CSci 4651 Programming languages -- Resources.
This page contains handouts for the course and links to other helpful
materials. The materials will be added as the course progresses.
questions for the midterm.
- NEW!Review questions for
- Reading due on September 12th (but start reading now and take
notes so that you don't forget your thoughts later).
The following two articles describe examples of highly successful use
of Lisp in industry:
Our discussion will focus on use of different languages for different
purposes and Paul Graham's claim about advantages of Lisp for software
development. All points of view are welcome!
- "Beating the
averages" by Paul Graham talks about his choice of Lisp as a
language for a start-up company Viaweb which eventually evolved into
Yahoo!Store, a popular e-commerce software that runs about 20,000
online stores. The article explains why Lisp was chosen and how it
helped the startup to "outrun" its competitors.
Orbitz" by Carl de Marcken details the use of various
languages (including Lisp, Java, C++) in an online air fare search software
Orbitz (still very much in use and very popular).
The version of ML used in this class is Standard ML '97 (SML97). The
most common implementation of this version of ML is SML/NJ. Unless
specified otherwise, the links below refer to SML/NJ.
in Standard ML" by Robert Harper is an excellent reference
with tons of examples.
- You can download SML/NJ from www.smlnj.org. This site also has
plenty of information and links related to SML/NJ.
- ML User's guide
includes some basic information about ML interactive system and
explanation of ML error messages.
- Another interesting version of ML is Objective Caml (O'Caml): an
object-oriented extension of ML. See www.ocaml.org for more information,
as well as for downloadable software. Please keep in mind, however,
that O'Caml is not SML97, so some code might behave

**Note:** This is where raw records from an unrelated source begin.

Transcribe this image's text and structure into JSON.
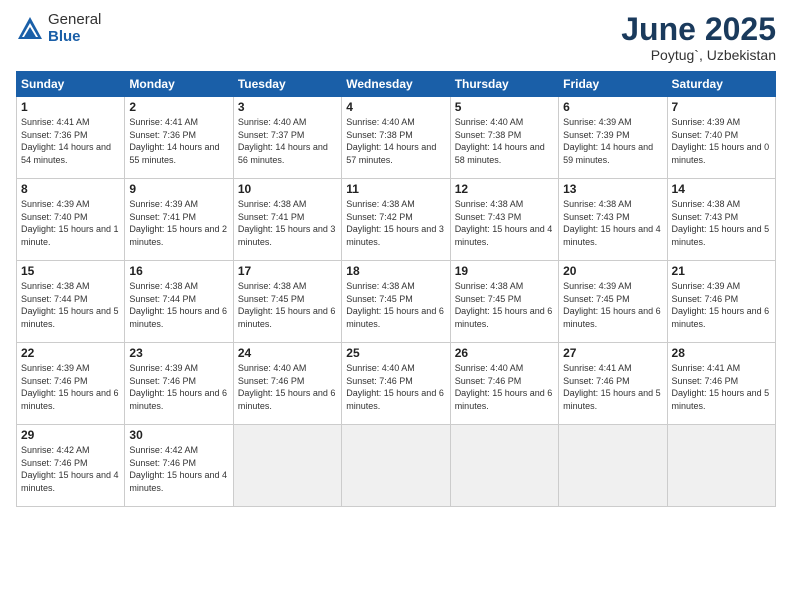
{
  "header": {
    "logo_general": "General",
    "logo_blue": "Blue",
    "title": "June 2025",
    "location": "Poytug`, Uzbekistan"
  },
  "days_of_week": [
    "Sunday",
    "Monday",
    "Tuesday",
    "Wednesday",
    "Thursday",
    "Friday",
    "Saturday"
  ],
  "weeks": [
    [
      {
        "day": 1,
        "sunrise": "4:41 AM",
        "sunset": "7:36 PM",
        "daylight": "14 hours and 54 minutes."
      },
      {
        "day": 2,
        "sunrise": "4:41 AM",
        "sunset": "7:36 PM",
        "daylight": "14 hours and 55 minutes."
      },
      {
        "day": 3,
        "sunrise": "4:40 AM",
        "sunset": "7:37 PM",
        "daylight": "14 hours and 56 minutes."
      },
      {
        "day": 4,
        "sunrise": "4:40 AM",
        "sunset": "7:38 PM",
        "daylight": "14 hours and 57 minutes."
      },
      {
        "day": 5,
        "sunrise": "4:40 AM",
        "sunset": "7:38 PM",
        "daylight": "14 hours and 58 minutes."
      },
      {
        "day": 6,
        "sunrise": "4:39 AM",
        "sunset": "7:39 PM",
        "daylight": "14 hours and 59 minutes."
      },
      {
        "day": 7,
        "sunrise": "4:39 AM",
        "sunset": "7:40 PM",
        "daylight": "15 hours and 0 minutes."
      }
    ],
    [
      {
        "day": 8,
        "sunrise": "4:39 AM",
        "sunset": "7:40 PM",
        "daylight": "15 hours and 1 minute."
      },
      {
        "day": 9,
        "sunrise": "4:39 AM",
        "sunset": "7:41 PM",
        "daylight": "15 hours and 2 minutes."
      },
      {
        "day": 10,
        "sunrise": "4:38 AM",
        "sunset": "7:41 PM",
        "daylight": "15 hours and 3 minutes."
      },
      {
        "day": 11,
        "sunrise": "4:38 AM",
        "sunset": "7:42 PM",
        "daylight": "15 hours and 3 minutes."
      },
      {
        "day": 12,
        "sunrise": "4:38 AM",
        "sunset": "7:43 PM",
        "daylight": "15 hours and 4 minutes."
      },
      {
        "day": 13,
        "sunrise": "4:38 AM",
        "sunset": "7:43 PM",
        "daylight": "15 hours and 4 minutes."
      },
      {
        "day": 14,
        "sunrise": "4:38 AM",
        "sunset": "7:43 PM",
        "daylight": "15 hours and 5 minutes."
      }
    ],
    [
      {
        "day": 15,
        "sunrise": "4:38 AM",
        "sunset": "7:44 PM",
        "daylight": "15 hours and 5 minutes."
      },
      {
        "day": 16,
        "sunrise": "4:38 AM",
        "sunset": "7:44 PM",
        "daylight": "15 hours and 6 minutes."
      },
      {
        "day": 17,
        "sunrise": "4:38 AM",
        "sunset": "7:45 PM",
        "daylight": "15 hours and 6 minutes."
      },
      {
        "day": 18,
        "sunrise": "4:38 AM",
        "sunset": "7:45 PM",
        "daylight": "15 hours and 6 minutes."
      },
      {
        "day": 19,
        "sunrise": "4:38 AM",
        "sunset": "7:45 PM",
        "daylight": "15 hours and 6 minutes."
      },
      {
        "day": 20,
        "sunrise": "4:39 AM",
        "sunset": "7:45 PM",
        "daylight": "15 hours and 6 minutes."
      },
      {
        "day": 21,
        "sunrise": "4:39 AM",
        "sunset": "7:46 PM",
        "daylight": "15 hours and 6 minutes."
      }
    ],
    [
      {
        "day": 22,
        "sunrise": "4:39 AM",
        "sunset": "7:46 PM",
        "daylight": "15 hours and 6 minutes."
      },
      {
        "day": 23,
        "sunrise": "4:39 AM",
        "sunset": "7:46 PM",
        "daylight": "15 hours and 6 minutes."
      },
      {
        "day": 24,
        "sunrise": "4:40 AM",
        "sunset": "7:46 PM",
        "daylight": "15 hours and 6 minutes."
      },
      {
        "day": 25,
        "sunrise": "4:40 AM",
        "sunset": "7:46 PM",
        "daylight": "15 hours and 6 minutes."
      },
      {
        "day": 26,
        "sunrise": "4:40 AM",
        "sunset": "7:46 PM",
        "daylight": "15 hours and 6 minutes."
      },
      {
        "day": 27,
        "sunrise": "4:41 AM",
        "sunset": "7:46 PM",
        "daylight": "15 hours and 5 minutes."
      },
      {
        "day": 28,
        "sunrise": "4:41 AM",
        "sunset": "7:46 PM",
        "daylight": "15 hours and 5 minutes."
      }
    ],
    [
      {
        "day": 29,
        "sunrise": "4:42 AM",
        "sunset": "7:46 PM",
        "daylight": "15 hours and 4 minutes."
      },
      {
        "day": 30,
        "sunrise": "4:42 AM",
        "sunset": "7:46 PM",
        "daylight": "15 hours and 4 minutes."
      },
      null,
      null,
      null,
      null,
      null
    ]
  ]
}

differently from the specification in SML97.
The views and opinions expressed in this page are strictly those of the page author. The contents of this page have not been reviewed or approved by the University of Minnesota.